It is thought that the territory of Volga Bulgaria was originally settled by the Finno-Ugric peoples. The Turkic<ref>The New Cambridge Medieval History - Volga Bulgars</ref> Bulgars moved into the area in about AD 660, commanded by Kotrag Khan, Kubrat's son. Some Bulgar tribes, however, continued westward and after many adventures settled along the Danube River, in what is now known as Bulgaria proper, where they merged with or were assimilated by the Slavs, adopting a South Slavic tongue and an Eastern Orthodox faith.Most scholars agree that the Volga Bulgarians were subject to the great Khazarian Empire. Sometime in the late 9th century unification processes started, and the capital was established at Bolğar (also spelled Bulgar) city, 160 km south from modern Kazan. Most scholars doubt, however, that the state could assert independence from the Khazars until the latter were annihilated by Svyatoslav of Rus in 965.
A large part of the region's population was Turkic and included Bulgars, Suars, Barsil, Bilars, Baranjars and part of Burtas (by ibn Rustah). Modern Chuvashes and Kazan Tatars descend from the Volga Bulgars, although linguistic evidence suggests that the Chuvashes represent an earlier Turkic ethnos <ref>Britannica Online - Bolgar Turkic</ref>, which may be connected to the Huns. Another part comprised Finnic and Magyaric (Asagel and Pascatir) tribes, from which Bisermäns and Tatars probably descend.Commanding the Volga River in its middle course, the state controlled much of trade between Europe and Asia prior to the Crusades (which made other trade routes practicable). The capital, Bolghar, was a thriving city, rivalling in size and wealth the greatest centres of Islamic world. Trade partners of Bolghar included from Viking, Bjarmland, Yugra and Nenets at the north to Baghdad and Constantinople in the south, from Western Europe to China at the East. Other major cities included Bilär, Suar (Suwar), Qaşan (Kashan) and Cükätaw (Juketaw). Modern cities Kazan and Yelabuga were founded as Volga Bulgaria's border fortresses.
Some of the Volga Bulgarian cities still haven't been found, but they are mentioned in Russian sources. They are: Aşlı (Oshel), Tuxçin (Tukhchin), İbrahim (Bryakhimov), Taw İle. Some of them were ruined after and during the Mongol invasion.

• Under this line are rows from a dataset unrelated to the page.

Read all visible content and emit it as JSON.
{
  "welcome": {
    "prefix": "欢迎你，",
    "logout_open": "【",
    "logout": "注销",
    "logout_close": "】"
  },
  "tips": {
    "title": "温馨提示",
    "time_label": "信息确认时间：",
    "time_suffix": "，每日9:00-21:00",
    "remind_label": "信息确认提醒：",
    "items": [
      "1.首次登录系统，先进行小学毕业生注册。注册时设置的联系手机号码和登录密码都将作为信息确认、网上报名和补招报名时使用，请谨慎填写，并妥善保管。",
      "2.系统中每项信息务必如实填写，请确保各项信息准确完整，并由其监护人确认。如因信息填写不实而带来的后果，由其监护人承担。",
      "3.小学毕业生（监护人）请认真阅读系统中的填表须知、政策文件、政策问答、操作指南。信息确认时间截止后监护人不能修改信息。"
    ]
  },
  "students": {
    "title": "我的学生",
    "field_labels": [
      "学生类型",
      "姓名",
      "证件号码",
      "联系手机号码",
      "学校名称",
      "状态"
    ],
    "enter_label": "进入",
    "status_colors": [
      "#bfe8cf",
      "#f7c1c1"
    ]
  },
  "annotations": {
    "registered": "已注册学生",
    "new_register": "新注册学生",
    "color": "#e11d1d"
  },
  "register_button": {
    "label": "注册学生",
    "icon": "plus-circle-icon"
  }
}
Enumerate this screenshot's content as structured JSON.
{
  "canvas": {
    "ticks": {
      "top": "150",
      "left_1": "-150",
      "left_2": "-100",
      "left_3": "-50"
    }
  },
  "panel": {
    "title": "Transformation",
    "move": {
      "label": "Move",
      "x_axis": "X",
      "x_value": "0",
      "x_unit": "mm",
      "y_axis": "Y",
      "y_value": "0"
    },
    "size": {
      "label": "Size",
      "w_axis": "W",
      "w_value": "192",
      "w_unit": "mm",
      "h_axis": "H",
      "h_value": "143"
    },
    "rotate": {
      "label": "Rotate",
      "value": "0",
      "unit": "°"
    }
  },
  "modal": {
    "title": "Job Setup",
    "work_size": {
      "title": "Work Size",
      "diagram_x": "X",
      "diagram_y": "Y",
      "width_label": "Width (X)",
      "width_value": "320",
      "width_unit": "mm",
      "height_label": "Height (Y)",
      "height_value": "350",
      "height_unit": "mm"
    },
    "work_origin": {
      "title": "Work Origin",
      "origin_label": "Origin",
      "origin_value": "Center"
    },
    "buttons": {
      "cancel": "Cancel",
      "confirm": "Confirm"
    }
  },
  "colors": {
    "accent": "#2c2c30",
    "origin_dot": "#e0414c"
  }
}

The Russian principalities to the west posed the only tangible military threat. In the 11th century, the country was devastated by several Russian raids. Then, at the turn of the 12th and 13th centuries, the rulers of Vladimir (notably Andrew the Pious and Vsevolod III), anxious to defend their eastern border, systematically pillaged Bulgarian cities. Under Slavic pressure from the west, the Bulgars had to move their capital from Bolghar to Bilär.
Main article: Mongol invasion of Volga Bulgaria
In September 1223 near Samara an advance guard of Genghis Khan's army under command of Uran, son of Subedei Bahadur, entered Volga Bulgaria but was defeated by the Gabdula Chelbir khan. In 1236, the Mongols returned but it took them five years to subjugate the whole country which in that time was in internal war. Henceforth Volga Bulgaria became a part of the Ulus Jochi, later known as the Golden Horde. It was divided into several principalities; each of them became a vassal of the Golden Horde and received some autonomy. By the 1430s, the Khanate of Kazan was established as the most important of these principalities.
 See also
 External links
- We are Bulgars, not Tatars (Мы болгары, а не татары), Bulgar National Congress (Russian)
- Volga Bulgars:History and Culture (Волжские Булгары : история и культура) (Russian)
<references />bg:Волжска България cv:Атăлçи Пăлхар cs:Volžské Bulharsko de:Wolgabulgaren es:Volga Bulgaria pl:Bułgaria Wołżańsko-Kamska pt:Bulgária do Volga ro:Bulgaria de pe Volga ru:Волжская Булгария tt:İdel buyı Bolğar däwläte tr:Volga Bulgar Devleti